By opening its meetings with prayers led by Board members, the Supervisors of Pittsylvania County determined the content of the prayers offered at Board meetings and did so by consistently referencing the tenets of one denomination. In so doing, the Board involved itself “in religious matters to a far greater degree” than was the case in Town of Greece.... Moreover, by delivering the prayers to the assembled public and asking them to stand for the prayers, the Board members “directed the public to participate in the prayers.”... Finally, because the Board itself determined the content of the Pittsylvania County prayers, persons of other faiths had no opportunity to offer opening prayers in their faith traditions. As such, the Supreme Court’s decision in Town of Greece was decided on very different facts, and its decision does not alter the conclusion that the prayer practice of the Board of Supervisors of Pittsylvania County violated the Establishment Clause of the First Amendment of the United States Constitution.

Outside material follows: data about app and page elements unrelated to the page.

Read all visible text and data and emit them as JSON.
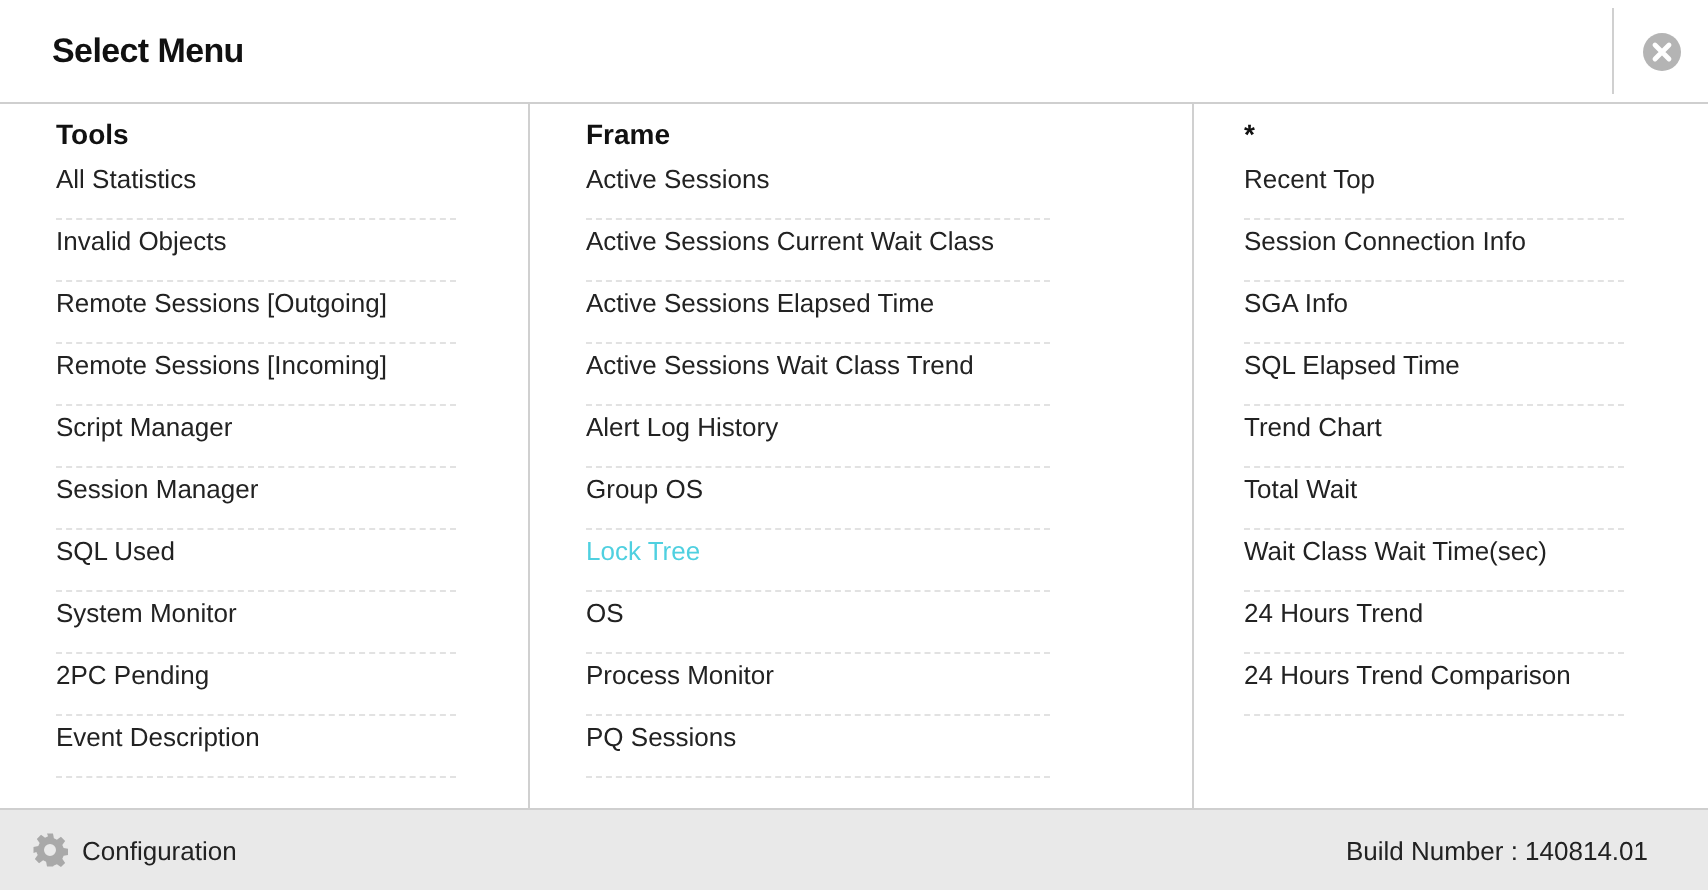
{
  "dialog": {
    "title": "Select Menu"
  },
  "columns": [
    {
      "heading": "Tools",
      "items": [
        {
          "label": "All Statistics",
          "selected": false
        },
        {
          "label": "Invalid Objects",
          "selected": false
        },
        {
          "label": "Remote Sessions [Outgoing]",
          "selected": false
        },
        {
          "label": "Remote Sessions [Incoming]",
          "selected": false
        },
        {
          "label": "Script Manager",
          "selected": false
        },
        {
          "label": "Session Manager",
          "selected": false
        },
        {
          "label": "SQL Used",
          "selected": false
        },
        {
          "label": "System Monitor",
          "selected": false
        },
        {
          "label": "2PC Pending",
          "selected": false
        },
        {
          "label": "Event Description",
          "selected": false
        }
      ]
    },
    {
      "heading": "Frame",
      "items": [
        {
          "label": "Active Sessions",
          "selected": false
        },
        {
          "label": "Active Sessions Current Wait Class",
          "selected": false
        },
        {
          "label": "Active Sessions Elapsed Time",
          "selected": false
        },
        {
          "label": "Active Sessions Wait Class Trend",
          "selected": false
        },
        {
          "label": "Alert Log History",
          "selected": false
        },
        {
          "label": "Group OS",
          "selected": false
        },
        {
          "label": "Lock Tree",
          "selected": true
        },
        {
          "label": "OS",
          "selected": false
        },
        {
          "label": "Process Monitor",
          "selected": false
        },
        {
          "label": "PQ Sessions",
          "selected": false
        }
      ]
    },
    {
      "heading": "*",
      "items": [
        {
          "label": "Recent Top",
          "selected": false
        },
        {
          "label": "Session Connection Info",
          "selected": false
        },
        {
          "label": "SGA Info",
          "selected": false
        },
        {
          "label": "SQL Elapsed Time",
          "selected": false
        },
        {
          "label": "Trend Chart",
          "selected": false
        },
        {
          "label": "Total Wait",
          "selected": false
        },
        {
          "label": "Wait Class Wait Time(sec)",
          "selected": false
        },
        {
          "label": "24 Hours Trend",
          "selected": false
        },
        {
          "label": "24 Hours Trend Comparison",
          "selected": false
        }
      ]
    }
  ],
  "footer": {
    "configuration": "Configuration",
    "build": "Build Number : 140814.01"
  }
}
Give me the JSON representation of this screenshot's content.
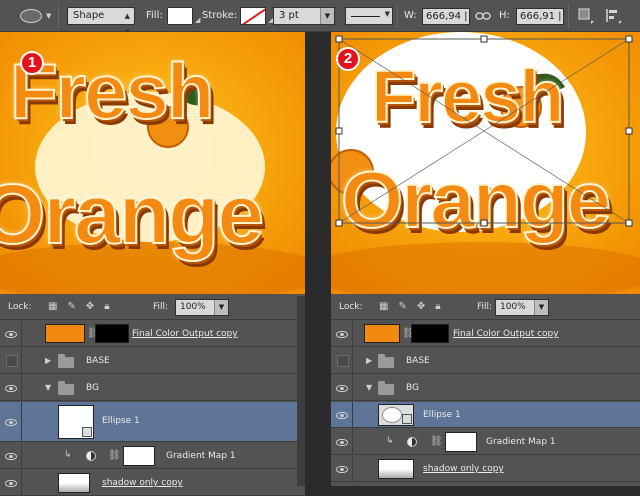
{
  "toolbar": {
    "tool_icon": "ellipse-tool-icon",
    "mode": "Shape",
    "fill_label": "Fill:",
    "stroke_label": "Stroke:",
    "stroke_size": "3 pt",
    "w_label": "W:",
    "w_value": "666,94 |",
    "h_label": "H:",
    "h_value": "666,91 |",
    "icons": [
      "path-operations-icon",
      "path-alignment-icon"
    ]
  },
  "panels": [
    {
      "badge": "1",
      "artwork_line1": "Fresh",
      "artwork_line2": "Orange",
      "lock_label": "Lock:",
      "fill_label": "Fill:",
      "fill_value": "100%",
      "layers": [
        {
          "name": "Final Color Output copy"
        },
        {
          "name": "BASE"
        },
        {
          "name": "BG"
        },
        {
          "name": "Ellipse 1"
        },
        {
          "name": "Gradient Map 1"
        },
        {
          "name": "shadow only copy"
        }
      ]
    },
    {
      "badge": "2",
      "artwork_line1": "Fresh",
      "artwork_line2": "Orange",
      "lock_label": "Lock:",
      "fill_label": "Fill:",
      "fill_value": "100%",
      "layers": [
        {
          "name": "Final Color Output copy"
        },
        {
          "name": "BASE"
        },
        {
          "name": "BG"
        },
        {
          "name": "Ellipse 1"
        },
        {
          "name": "Gradient Map 1"
        },
        {
          "name": "shadow only copy"
        }
      ]
    }
  ],
  "colors": {
    "ui_gray": "#535353",
    "selected_row": "#5f7597",
    "canvas_orange": "#f6a000",
    "badge_red": "#e4121c"
  }
}
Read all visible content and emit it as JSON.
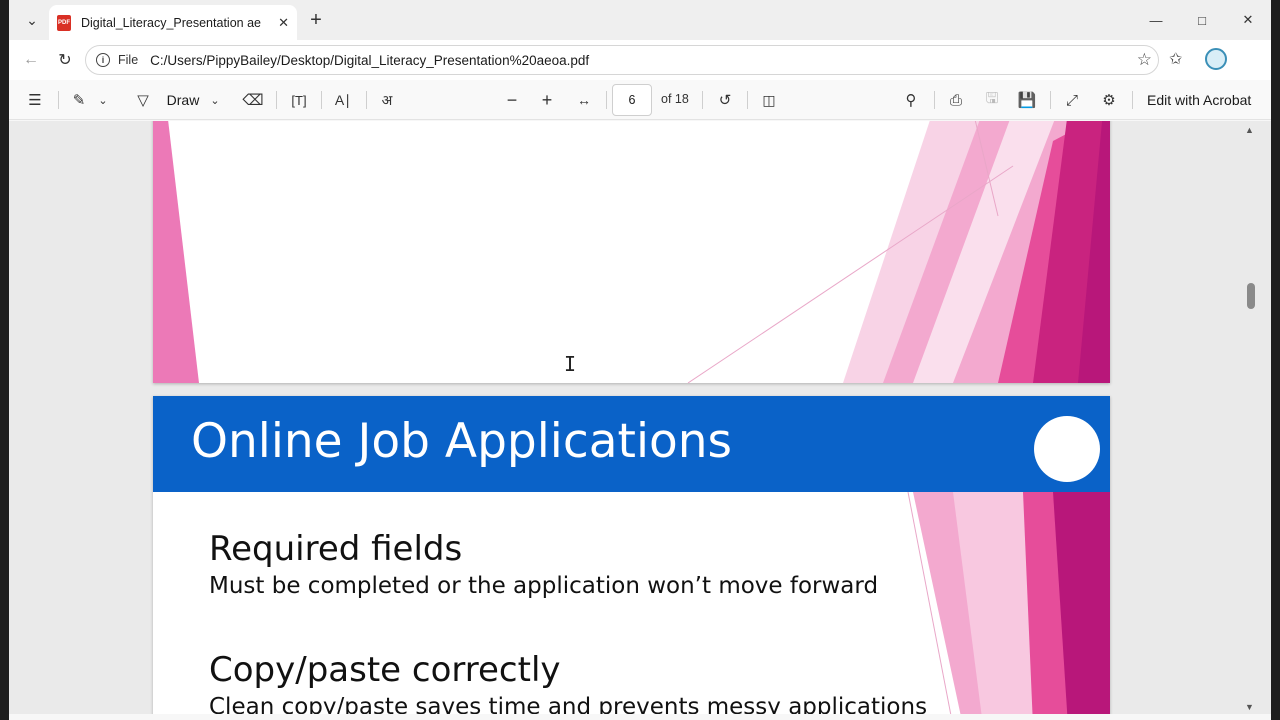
{
  "browser": {
    "tab_title": "Digital_Literacy_Presentation aeoa.pdf",
    "pdf_badge": "PDF",
    "url_scheme_label": "File",
    "url": "C:/Users/PippyBailey/Desktop/Digital_Literacy_Presentation%20aeoa.pdf",
    "window_controls": [
      "minimize-icon",
      "maximize-icon",
      "close-icon"
    ]
  },
  "pdf_toolbar": {
    "draw_label": "Draw",
    "current_page": "6",
    "page_total": "of 18",
    "edit_label": "Edit with Acrobat"
  },
  "slides": {
    "current": {
      "title": "Online Job Applications",
      "items": [
        {
          "heading": "Required fields",
          "text": "Must be completed or the application won’t move forward"
        },
        {
          "heading": "Copy/paste correctly",
          "text": "Clean copy/paste saves time and prevents messy applications"
        }
      ]
    }
  },
  "colors": {
    "title_band": "#0a62c8",
    "accent_pink": "#e64d9a",
    "accent_magenta": "#b8177a"
  },
  "scroll_position": 0.33
}
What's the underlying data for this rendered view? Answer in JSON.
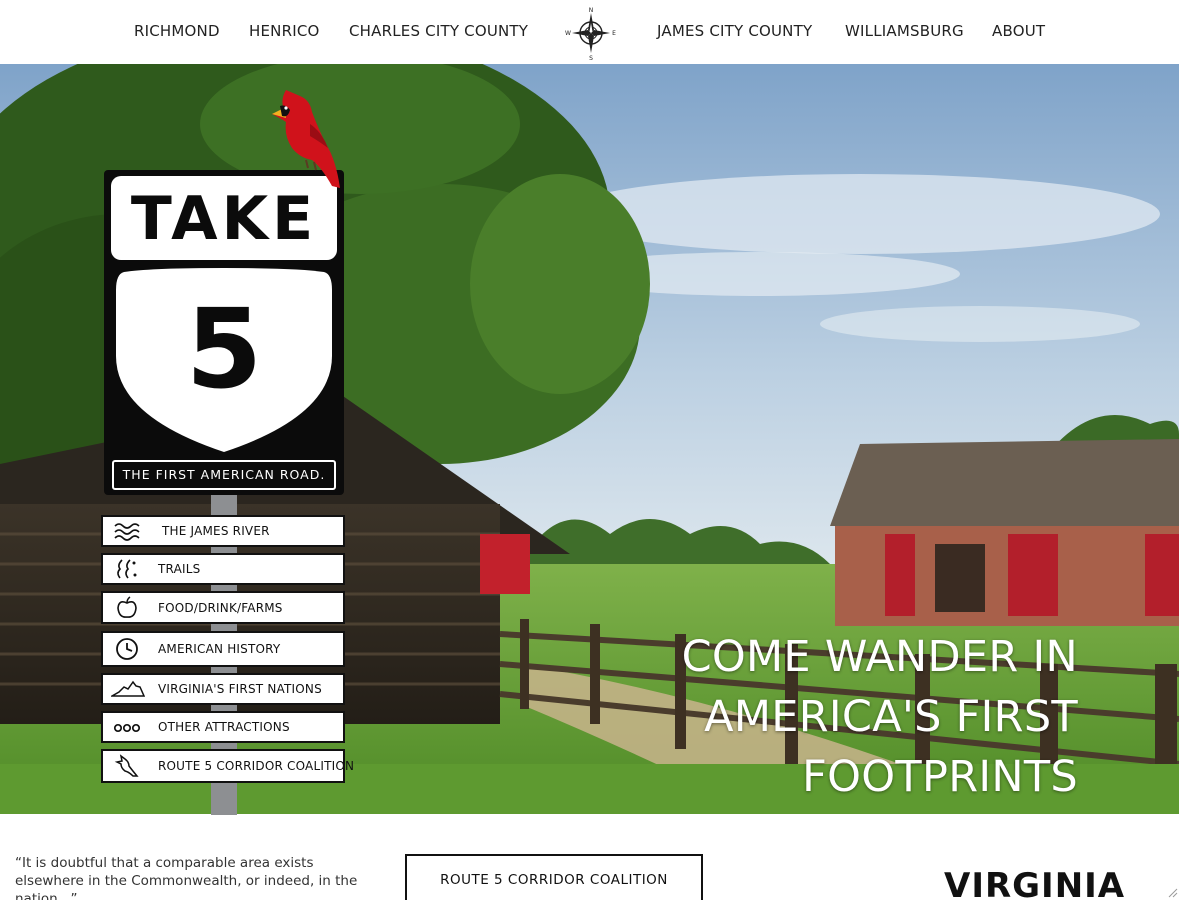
{
  "nav": {
    "left": [
      "RICHMOND",
      "HENRICO",
      "CHARLES CITY COUNTY"
    ],
    "right": [
      "JAMES CITY COUNTY",
      "WILLIAMSBURG",
      "ABOUT"
    ],
    "compass": {
      "icon": "compass-rose-icon",
      "n": "N",
      "s": "S",
      "e": "E",
      "w": "W"
    }
  },
  "sign": {
    "take": "TAKE",
    "number": "5",
    "tagline": "THE FIRST AMERICAN ROAD."
  },
  "menu": [
    {
      "label": "THE JAMES RIVER",
      "icon": "waves-icon"
    },
    {
      "label": "TRAILS",
      "icon": "footprints-icon"
    },
    {
      "label": "FOOD/DRINK/FARMS",
      "icon": "apple-icon"
    },
    {
      "label": "AMERICAN HISTORY",
      "icon": "clock-icon"
    },
    {
      "label": "VIRGINIA'S FIRST NATIONS",
      "icon": "virginia-map-icon"
    },
    {
      "label": "OTHER ATTRACTIONS",
      "icon": "dots-icon"
    },
    {
      "label": "ROUTE 5 CORRIDOR COALITION",
      "icon": "cardinal-outline-icon"
    }
  ],
  "headline": [
    "COME WANDER IN",
    "AMERICA'S FIRST",
    "FOOTPRINTS"
  ],
  "quote": "“It is doubtful that a comparable area exists elsewhere in the Commonwealth, or indeed, in the nation...”",
  "coalition_button": "ROUTE 5 CORRIDOR COALITION",
  "logo_text": "VIRGINIA",
  "colors": {
    "cardinal": "#d0121b",
    "sign": "#0b0b0b",
    "sky": "#b9cfe2",
    "grass": "#6fa23a"
  }
}
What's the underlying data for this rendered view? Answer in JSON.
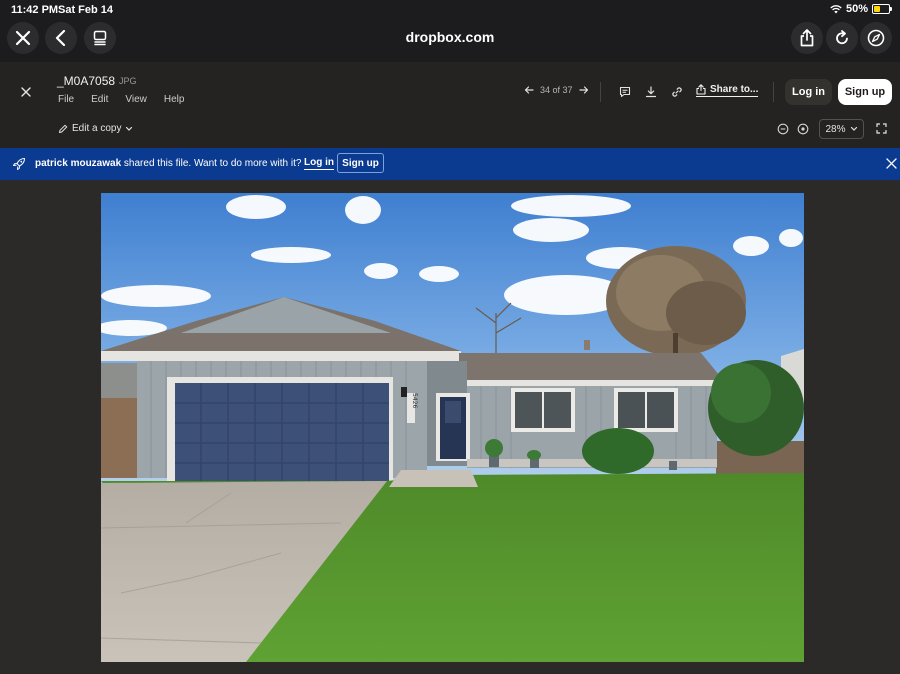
{
  "status_bar": {
    "time": "11:42 PM",
    "date": "Sat Feb 14",
    "battery": "50%"
  },
  "browser": {
    "url": "dropbox.com"
  },
  "file": {
    "name": "_M0A7058",
    "ext": "JPG"
  },
  "menu": [
    "File",
    "Edit",
    "View",
    "Help"
  ],
  "edit_copy_label": "Edit a copy",
  "pager": "34 of 37",
  "share_label": "Share to...",
  "auth": {
    "login": "Log in",
    "signup": "Sign up"
  },
  "zoom": "28%",
  "banner": {
    "owner": "patrick mouzawak",
    "message": " shared this file. Want to do more with it?",
    "login": "Log in",
    "signup": "Sign up"
  },
  "house_number": "5426",
  "colors": {
    "banner_bg": "#0b3a91",
    "header_bg": "#242322",
    "canvas_bg": "#2b2a29"
  }
}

While the injunction in this case will be modified to eliminate any suggestion that legislative prayer must be nonsectarian, the Board’s exclusive practice of determining the content of and leading the citizens of Pittsylvania County in prayer associated with one faith tradition at the opening of Board meetings will remain enjoined.Last August the district court had issued an opinion expressing a similar conclusion (see prior posting), but refused to modify the injunction then because it concluded it did not have jurisdiction to do so until the 4th Circuit to which the case had been appealed granted at least a limited remand. In December, the 4th Circuit dismissed the appeal finding that it was untimely. (See prior posting.)